PROBLEM> Return a copy of every line in the data below that contains "title".

GIVEN DATA>

- Opening Delimiter -

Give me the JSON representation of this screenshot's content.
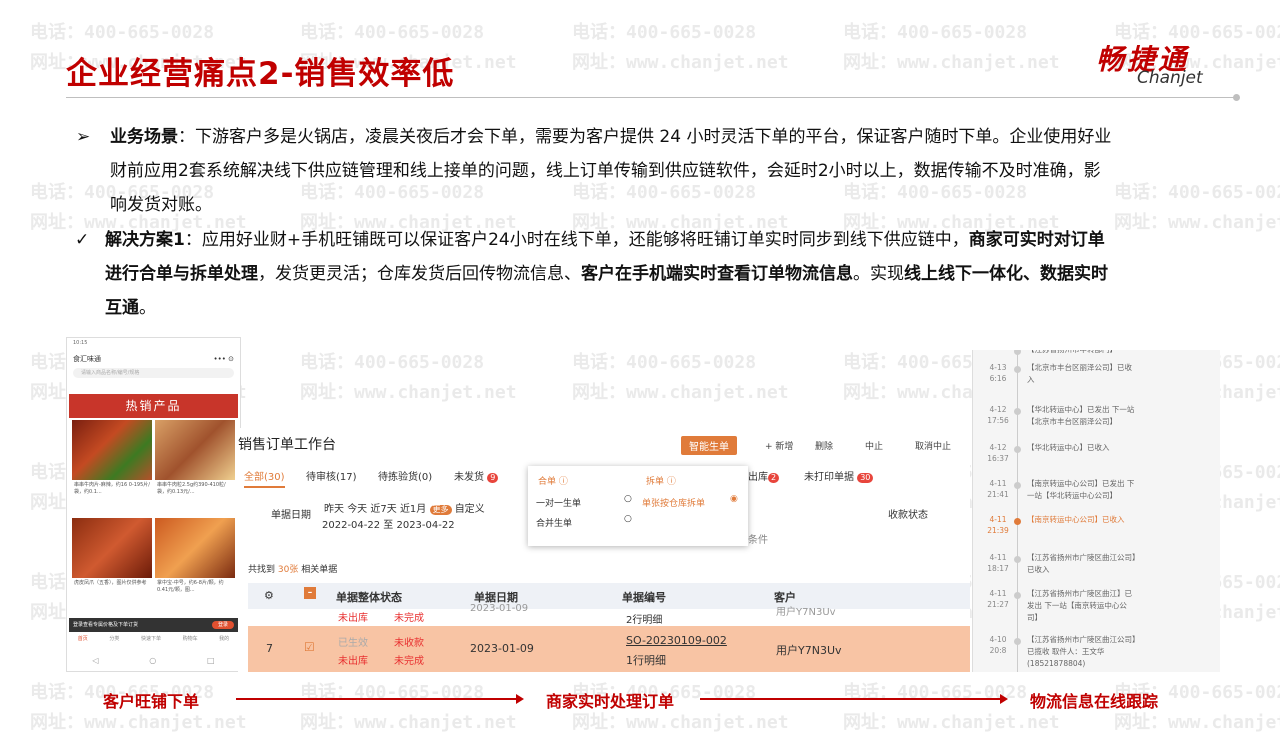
{
  "watermark": {
    "phone": "电话：400-665-0028",
    "site": "网址：www.chanjet.net"
  },
  "title": "企业经营痛点2-销售效率低",
  "logo": {
    "cn": "畅捷通",
    "en": "Chanjet"
  },
  "scenario": {
    "bullet": "➢",
    "label": "业务场景",
    "line1": "：下游客户多是火锅店，凌晨关夜后才会下单，需要为客户提供 24 小时灵活下单的平台，保证客户随时下单。企业使用好业",
    "line2": "财前应用2套系统解决线下供应链管理和线上接单的问题，线上订单传输到供应链软件，会延时2小时以上，数据传输不及时准确，影",
    "line3": "响发货对账。"
  },
  "solution": {
    "bullet": "✓",
    "label": "解决方案1",
    "part1": "：应用好业财+手机旺铺既可以保证客户24小时在线下单，还能够将旺铺订单实时同步到线下供应链中，",
    "bold1": "商家可实时对订单",
    "bold2": "进行合单与拆单处理",
    "part2": "，发货更灵活；仓库发货后回传物流信息、",
    "bold3": "客户在手机端实时查看订单物流信息",
    "part3": "。实现",
    "bold4": "线上线下一体化、数据实时",
    "bold5": "互通",
    "part4": "。"
  },
  "phone": {
    "time": "10:15",
    "app_name": "食汇味通",
    "search_placeholder": "请输入商品名称/编号/规格",
    "banner": "热销产品",
    "products": [
      {
        "name": "串串牛肉片",
        "desc": "串串牛肉片-麻辣，约16 0-195片/袋，约0.1..."
      },
      {
        "name": "串串牛肉粒",
        "desc": "串串牛肉粒2.5g约390-410粒/袋，约0.13元/..."
      },
      {
        "name": "虎皮凤爪（五香）",
        "desc": "虎皮凤爪（五香），图片仅供参考"
      },
      {
        "name": "掌中宝-中号",
        "desc": "掌中宝-中号，约6-8片/颗，约0.41元/颗，图..."
      }
    ],
    "login_text": "登录查看专属价格及下单订货",
    "login_button": "登录",
    "tabs": [
      "首页",
      "分类",
      "快速下单",
      "购物车",
      "我的"
    ],
    "nav": [
      "◁",
      "○",
      "□"
    ]
  },
  "erp": {
    "title": "销售订单工作台",
    "smart_button": "智能生单",
    "toolbar": [
      "+ 新增",
      "删除",
      "中止",
      "取消中止"
    ],
    "tabs": [
      {
        "label": "全部(30)"
      },
      {
        "label": "待审核(17)"
      },
      {
        "label": "待拣验货(0)"
      },
      {
        "label": "未发货",
        "badge": "9"
      },
      {
        "label": "出库",
        "badge": "2"
      },
      {
        "label": "未打印单据",
        "badge": "30"
      }
    ],
    "date_label": "单据日期",
    "date_options": [
      "昨天",
      "今天",
      "近7天",
      "近1月",
      "更多",
      "自定义"
    ],
    "date_range": "2022-04-22 至 2023-04-22",
    "collect_label": "收款状态",
    "more_conditions": "条件",
    "popup": {
      "merge": "合单 ⓘ",
      "split": "拆单 ⓘ",
      "merge_opt1": "一对一生单",
      "merge_opt2": "合并生单",
      "split_opt": "单张按仓库拆单"
    },
    "found": "共找到",
    "found_count": "30张",
    "found_suffix": "相关单据",
    "columns": [
      "单据整体状态",
      "单据日期",
      "单据编号",
      "客户"
    ],
    "prev_row": {
      "date": "2023-01-09",
      "lines": "2行明细",
      "customer": "用户Y7N3Uv"
    },
    "row": {
      "index": "7",
      "status1": "已生效",
      "flag1": "未收款",
      "flag2": "未出库",
      "flag3": "未完成",
      "date": "2023-01-09",
      "code": "SO-20230109-002",
      "lines": "1行明细",
      "customer": "用户Y7N3Uv"
    },
    "prev_flags": [
      "未出库",
      "未完成"
    ]
  },
  "logistics": [
    {
      "date": "",
      "time": "",
      "text": "【江苏省扬州市中转部门】"
    },
    {
      "date": "4-13",
      "time": "6:16",
      "text": "【北京市丰台区丽泽公司】已收入"
    },
    {
      "date": "4-12",
      "time": "17:56",
      "text": "【华北转运中心】已发出 下一站【北京市丰台区丽泽公司】"
    },
    {
      "date": "4-12",
      "time": "16:37",
      "text": "【华北转运中心】已收入"
    },
    {
      "date": "4-11",
      "time": "21:41",
      "text": "【南京转运中心公司】已发出 下一站【华北转运中心公司】"
    },
    {
      "date": "4-11",
      "time": "21:39",
      "text": "【南京转运中心公司】已收入"
    },
    {
      "date": "4-11",
      "time": "18:17",
      "text": "【江苏省扬州市广陵区曲江公司】已收入"
    },
    {
      "date": "4-11",
      "time": "21:27",
      "text": "【江苏省扬州市广陵区曲江】已发出 下一站【南京转运中心公司】"
    },
    {
      "date": "4-10",
      "time": "20:8",
      "text": "【江苏省扬州市广陵区曲江公司】已揽收 取件人：王文华 (18521878804)"
    }
  ],
  "steps": [
    "客户旺铺下单",
    "商家实时处理订单",
    "物流信息在线跟踪"
  ],
  "colors": {
    "accent": "#c00000",
    "orange": "#e07b3a"
  }
}
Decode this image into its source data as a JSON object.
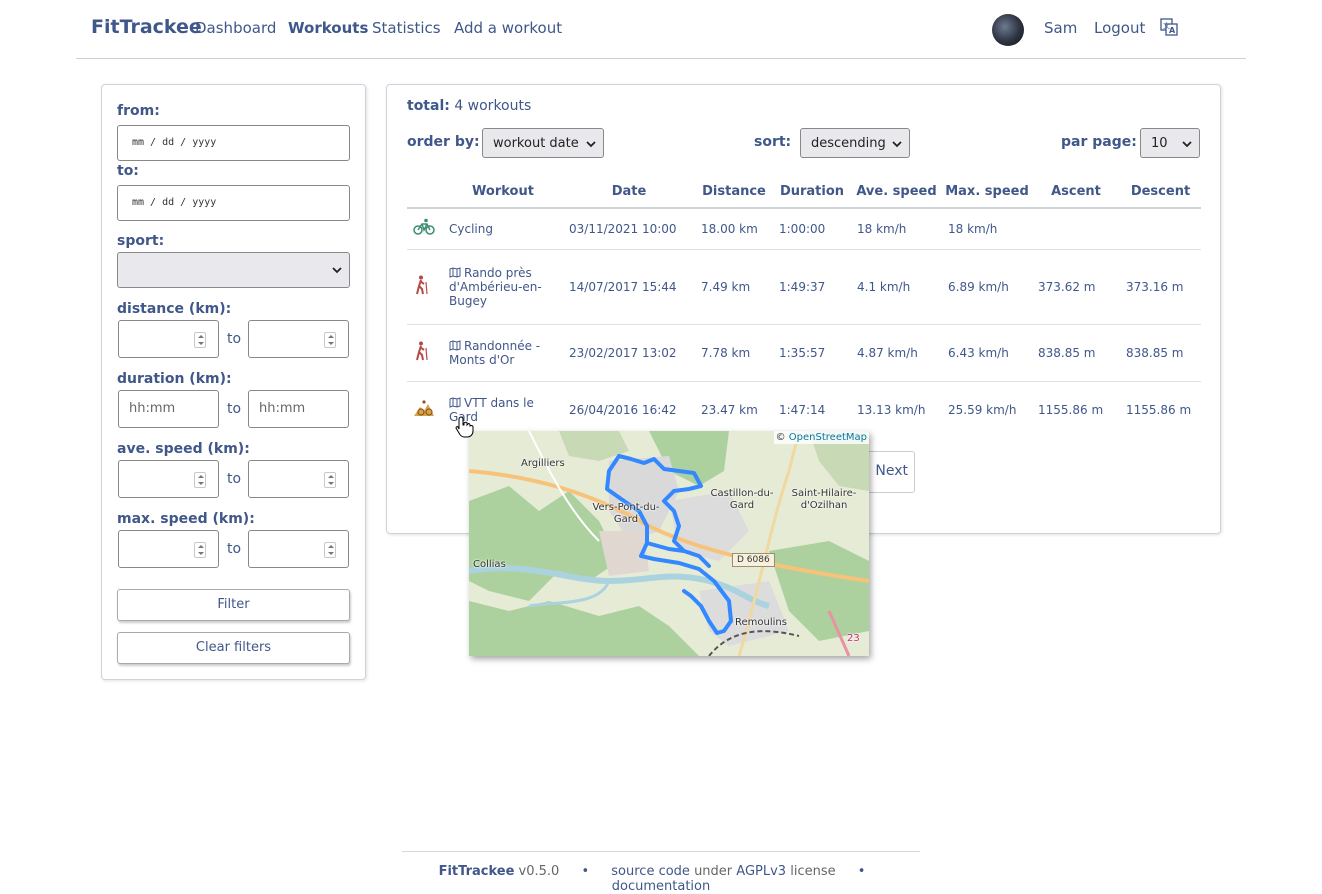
{
  "navbar": {
    "brand": "FitTrackee",
    "links": [
      "Dashboard",
      "Workouts",
      "Statistics",
      "Add a workout"
    ],
    "user": "Sam",
    "logout": "Logout",
    "language_icon": "translate-icon"
  },
  "filters": {
    "from_label": "from:",
    "to_label": "to:",
    "date_placeholder": "mm / dd / yyyy",
    "sport_label": "sport:",
    "distance_label": "distance (km):",
    "duration_label": "duration (km):",
    "ave_speed_label": "ave. speed (km):",
    "max_speed_label": "max. speed (km):",
    "to_text": "to",
    "duration_placeholder": "hh:mm",
    "filter_button": "Filter",
    "clear_button": "Clear filters"
  },
  "workouts": {
    "total_label": "total:",
    "total_value": "4 workouts",
    "order_by_label": "order by:",
    "order_by_value": "workout date",
    "sort_label": "sort:",
    "sort_value": "descending",
    "per_page_label": "par page:",
    "per_page_value": "10",
    "columns": [
      "Workout",
      "Date",
      "Distance",
      "Duration",
      "Ave. speed",
      "Max. speed",
      "Ascent",
      "Descent"
    ],
    "rows": [
      {
        "sport": "cycling-icon",
        "title": "Cycling",
        "date": "03/11/2021 10:00",
        "distance": "18.00 km",
        "duration": "1:00:00",
        "ave_speed": "18 km/h",
        "max_speed": "18 km/h",
        "ascent": "",
        "descent": ""
      },
      {
        "sport": "hiking-icon",
        "title": "Rando près d'Ambérieu-en-Bugey",
        "date": "14/07/2017 15:44",
        "distance": "7.49 km",
        "duration": "1:49:37",
        "ave_speed": "4.1 km/h",
        "max_speed": "6.89 km/h",
        "ascent": "373.62 m",
        "descent": "373.16 m"
      },
      {
        "sport": "hiking-icon",
        "title": "Randonnée - Monts d'Or",
        "date": "23/02/2017 13:02",
        "distance": "7.78 km",
        "duration": "1:35:57",
        "ave_speed": "4.87 km/h",
        "max_speed": "6.43 km/h",
        "ascent": "838.85 m",
        "descent": "838.85 m"
      },
      {
        "sport": "mountain-bike-icon",
        "title": "VTT dans le Gard",
        "date": "26/04/2016 16:42",
        "distance": "23.47 km",
        "duration": "1:47:14",
        "ave_speed": "13.13 km/h",
        "max_speed": "25.59 km/h",
        "ascent": "1155.86 m",
        "descent": "1155.86 m"
      }
    ],
    "pager_next": "Next"
  },
  "map": {
    "attribution_prefix": "©",
    "attribution_link": "OpenStreetMap",
    "labels": [
      "Argilliers",
      "Castillon-du-Gard",
      "Saint-Hilaire-d'Ozilhan",
      "Vers-Pont-du-Gard",
      "Collias",
      "Remoulins"
    ],
    "road_label": "D 6086",
    "road_number": "23"
  },
  "footer": {
    "app": "FitTrackee",
    "version": "v0.5.0",
    "source_code": "source code",
    "under": "under",
    "license_name": "AGPLv3",
    "license": "license",
    "documentation": "documentation"
  },
  "colors": {
    "text": "#40578a",
    "route": "#3388ff",
    "map_forest": "#add19e",
    "map_field": "#e6ebd6"
  }
}
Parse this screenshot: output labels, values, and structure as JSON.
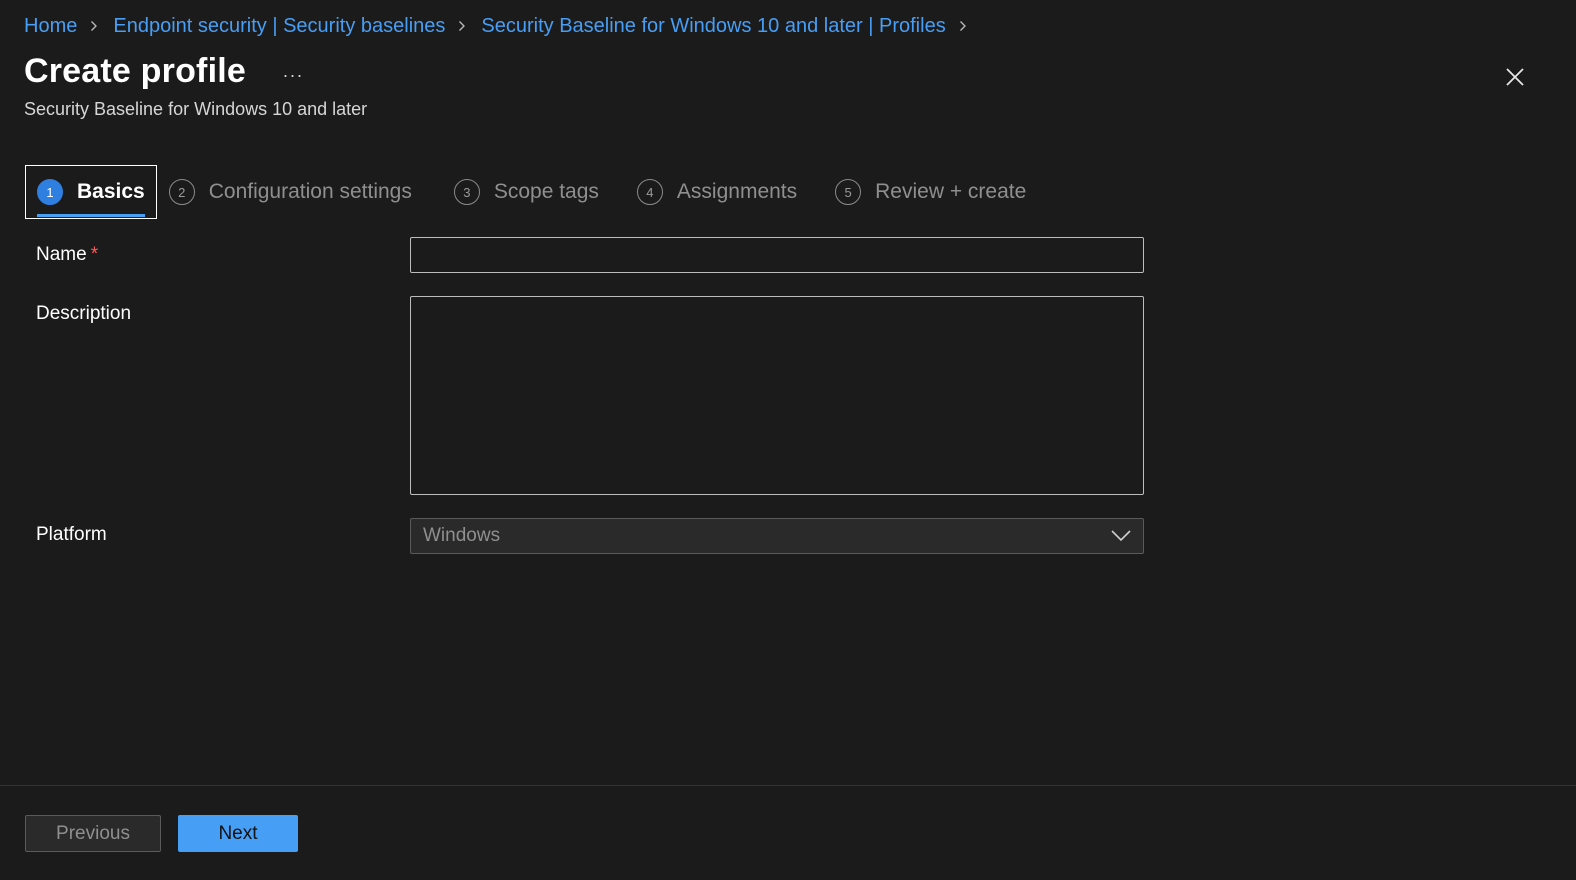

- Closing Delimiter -

ANSWER TO THIS EXERCISE>
  "title": "企业经营痛点2-销售效率低",
    "title": "销售订单工作台",
        "title": "Cycling",
        "title": "Rando près d'Ambérieu-en-Bugey",
        "title": "Randonnée - Monts d'Or",
        "title": "VTT dans le Gard",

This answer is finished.